* [EXERCISE OBJECTIVE]: From the records below, pull each line that has "Muunna".

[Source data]

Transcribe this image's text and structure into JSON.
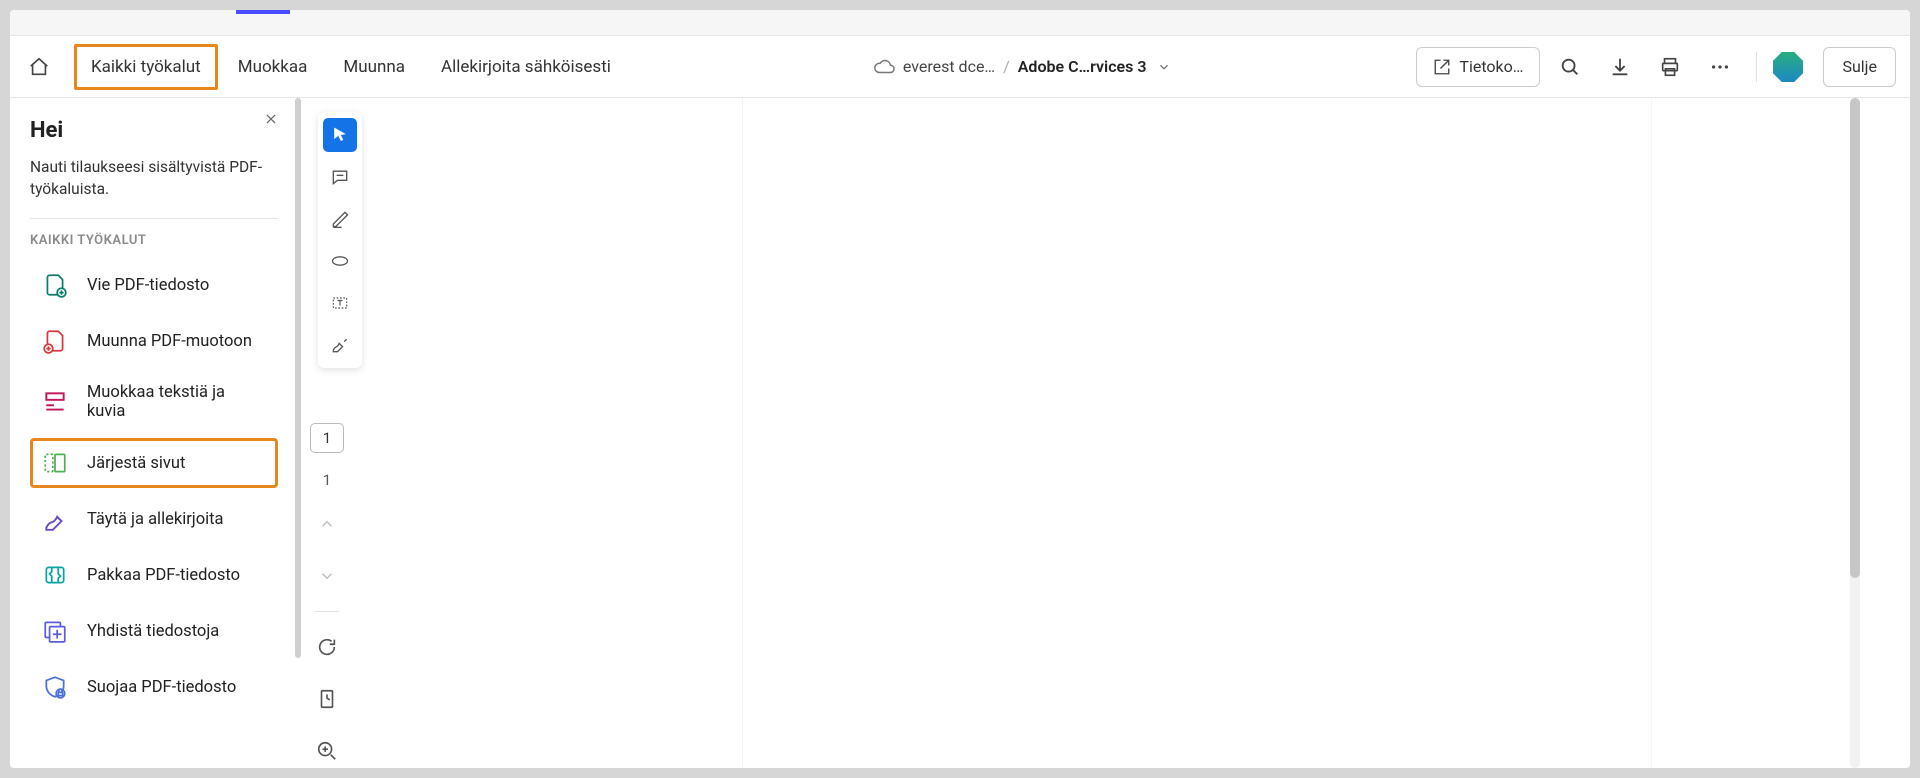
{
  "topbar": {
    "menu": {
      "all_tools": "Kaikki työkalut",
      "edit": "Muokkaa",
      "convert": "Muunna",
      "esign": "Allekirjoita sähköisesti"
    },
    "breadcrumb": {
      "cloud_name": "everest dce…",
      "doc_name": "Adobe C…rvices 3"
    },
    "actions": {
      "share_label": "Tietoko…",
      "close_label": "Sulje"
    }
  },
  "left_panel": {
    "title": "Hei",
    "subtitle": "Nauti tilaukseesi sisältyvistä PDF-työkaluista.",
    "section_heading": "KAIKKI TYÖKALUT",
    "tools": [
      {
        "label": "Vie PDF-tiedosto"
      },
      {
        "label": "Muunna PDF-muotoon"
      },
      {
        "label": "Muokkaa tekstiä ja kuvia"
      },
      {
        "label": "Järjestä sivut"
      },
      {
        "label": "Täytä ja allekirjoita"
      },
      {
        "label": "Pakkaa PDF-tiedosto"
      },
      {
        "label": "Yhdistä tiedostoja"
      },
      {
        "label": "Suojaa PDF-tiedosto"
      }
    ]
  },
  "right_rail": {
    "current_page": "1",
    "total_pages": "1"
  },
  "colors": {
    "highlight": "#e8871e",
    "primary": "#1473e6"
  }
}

* [EXERCISE RESULT]:
      "convert": "Muunna",
        "label": "Muunna PDF-muotoon"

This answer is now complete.